Action item: When a line in the listing contains the string "time", pick it out and copy it.

************

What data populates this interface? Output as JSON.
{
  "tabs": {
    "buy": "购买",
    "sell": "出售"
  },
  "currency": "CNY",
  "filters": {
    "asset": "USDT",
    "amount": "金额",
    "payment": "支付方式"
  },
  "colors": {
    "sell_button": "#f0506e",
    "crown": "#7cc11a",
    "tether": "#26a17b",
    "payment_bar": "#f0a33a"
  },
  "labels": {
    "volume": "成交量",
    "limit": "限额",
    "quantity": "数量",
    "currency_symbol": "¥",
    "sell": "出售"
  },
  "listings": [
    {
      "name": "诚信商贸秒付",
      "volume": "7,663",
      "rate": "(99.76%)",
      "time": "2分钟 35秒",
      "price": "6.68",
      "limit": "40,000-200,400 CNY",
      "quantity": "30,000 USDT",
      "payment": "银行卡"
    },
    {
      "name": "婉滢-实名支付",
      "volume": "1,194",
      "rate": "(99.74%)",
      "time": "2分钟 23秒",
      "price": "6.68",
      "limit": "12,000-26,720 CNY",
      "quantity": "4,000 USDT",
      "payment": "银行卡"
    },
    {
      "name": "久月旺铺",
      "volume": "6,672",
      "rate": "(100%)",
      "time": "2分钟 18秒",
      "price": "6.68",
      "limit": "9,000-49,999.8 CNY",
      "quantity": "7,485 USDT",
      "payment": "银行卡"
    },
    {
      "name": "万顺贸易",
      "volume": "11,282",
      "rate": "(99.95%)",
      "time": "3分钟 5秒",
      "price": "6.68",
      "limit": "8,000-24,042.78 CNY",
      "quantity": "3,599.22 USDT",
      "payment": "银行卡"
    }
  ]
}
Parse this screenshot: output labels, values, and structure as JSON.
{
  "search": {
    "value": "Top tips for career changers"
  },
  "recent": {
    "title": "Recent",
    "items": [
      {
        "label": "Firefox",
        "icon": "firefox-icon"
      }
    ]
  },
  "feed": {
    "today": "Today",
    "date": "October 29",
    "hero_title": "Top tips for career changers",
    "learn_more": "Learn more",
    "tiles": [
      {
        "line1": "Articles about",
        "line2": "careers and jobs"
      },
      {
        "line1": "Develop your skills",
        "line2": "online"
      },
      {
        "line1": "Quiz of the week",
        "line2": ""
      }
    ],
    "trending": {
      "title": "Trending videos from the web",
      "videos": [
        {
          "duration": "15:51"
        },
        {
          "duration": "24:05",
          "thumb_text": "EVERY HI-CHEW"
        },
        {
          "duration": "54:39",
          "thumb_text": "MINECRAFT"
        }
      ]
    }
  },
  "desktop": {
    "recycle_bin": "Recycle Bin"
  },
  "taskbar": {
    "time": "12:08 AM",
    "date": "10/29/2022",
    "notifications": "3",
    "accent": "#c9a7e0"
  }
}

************

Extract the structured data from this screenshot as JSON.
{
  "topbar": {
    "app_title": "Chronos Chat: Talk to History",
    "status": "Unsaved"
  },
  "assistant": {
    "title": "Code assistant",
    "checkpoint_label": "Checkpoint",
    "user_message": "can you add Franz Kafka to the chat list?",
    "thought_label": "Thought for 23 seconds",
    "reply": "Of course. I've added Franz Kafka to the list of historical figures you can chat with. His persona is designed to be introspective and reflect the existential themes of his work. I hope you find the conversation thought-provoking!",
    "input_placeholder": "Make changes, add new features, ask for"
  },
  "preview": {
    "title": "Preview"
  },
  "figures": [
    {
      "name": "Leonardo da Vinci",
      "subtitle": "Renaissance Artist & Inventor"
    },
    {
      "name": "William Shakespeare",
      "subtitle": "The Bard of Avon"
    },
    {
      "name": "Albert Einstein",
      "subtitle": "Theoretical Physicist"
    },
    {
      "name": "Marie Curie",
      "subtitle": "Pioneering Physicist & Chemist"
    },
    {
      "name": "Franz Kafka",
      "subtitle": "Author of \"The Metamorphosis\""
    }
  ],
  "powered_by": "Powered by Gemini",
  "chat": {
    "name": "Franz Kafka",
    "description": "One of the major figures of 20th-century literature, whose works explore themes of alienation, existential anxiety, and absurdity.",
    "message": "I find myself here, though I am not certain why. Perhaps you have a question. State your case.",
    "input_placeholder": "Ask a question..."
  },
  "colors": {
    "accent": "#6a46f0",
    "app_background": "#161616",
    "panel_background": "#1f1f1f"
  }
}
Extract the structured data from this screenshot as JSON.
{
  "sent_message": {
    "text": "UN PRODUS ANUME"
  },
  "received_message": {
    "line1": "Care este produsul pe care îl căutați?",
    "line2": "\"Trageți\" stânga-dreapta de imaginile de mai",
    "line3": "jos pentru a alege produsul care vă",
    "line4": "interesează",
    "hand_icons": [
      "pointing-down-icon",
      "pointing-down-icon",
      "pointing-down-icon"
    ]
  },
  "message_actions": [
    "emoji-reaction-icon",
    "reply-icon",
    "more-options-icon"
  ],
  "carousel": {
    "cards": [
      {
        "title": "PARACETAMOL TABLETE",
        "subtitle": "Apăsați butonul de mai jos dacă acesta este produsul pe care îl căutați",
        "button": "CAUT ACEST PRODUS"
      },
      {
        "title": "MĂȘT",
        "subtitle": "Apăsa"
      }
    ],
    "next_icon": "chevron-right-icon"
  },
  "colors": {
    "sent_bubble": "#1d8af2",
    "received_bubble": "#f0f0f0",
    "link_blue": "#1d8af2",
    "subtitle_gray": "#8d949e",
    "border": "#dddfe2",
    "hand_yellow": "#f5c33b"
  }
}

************

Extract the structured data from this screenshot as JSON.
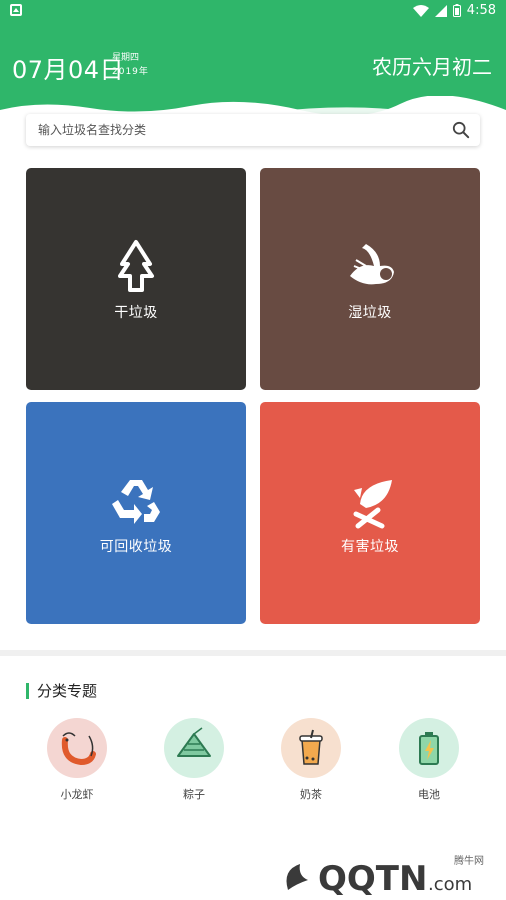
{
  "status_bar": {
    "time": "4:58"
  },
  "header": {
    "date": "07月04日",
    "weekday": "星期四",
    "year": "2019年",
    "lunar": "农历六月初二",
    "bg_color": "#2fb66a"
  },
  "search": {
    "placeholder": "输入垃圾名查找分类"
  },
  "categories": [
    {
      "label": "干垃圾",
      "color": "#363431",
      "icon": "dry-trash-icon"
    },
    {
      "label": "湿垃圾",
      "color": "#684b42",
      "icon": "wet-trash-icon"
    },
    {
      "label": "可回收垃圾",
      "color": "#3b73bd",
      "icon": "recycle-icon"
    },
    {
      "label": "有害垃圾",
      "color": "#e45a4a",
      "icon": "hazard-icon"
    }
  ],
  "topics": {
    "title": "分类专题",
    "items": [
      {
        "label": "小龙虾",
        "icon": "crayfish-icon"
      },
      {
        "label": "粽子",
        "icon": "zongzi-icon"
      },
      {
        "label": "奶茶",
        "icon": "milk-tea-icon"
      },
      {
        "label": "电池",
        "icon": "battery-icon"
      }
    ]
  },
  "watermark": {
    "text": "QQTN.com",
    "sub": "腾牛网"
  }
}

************

Answer:
      "time": "2分钟 35秒",
      "time": "2分钟 23秒",
      "time": "2分钟 18秒",
      "time": "3分钟 5秒",
    "time": "12:08 AM",
    "time": "4:58"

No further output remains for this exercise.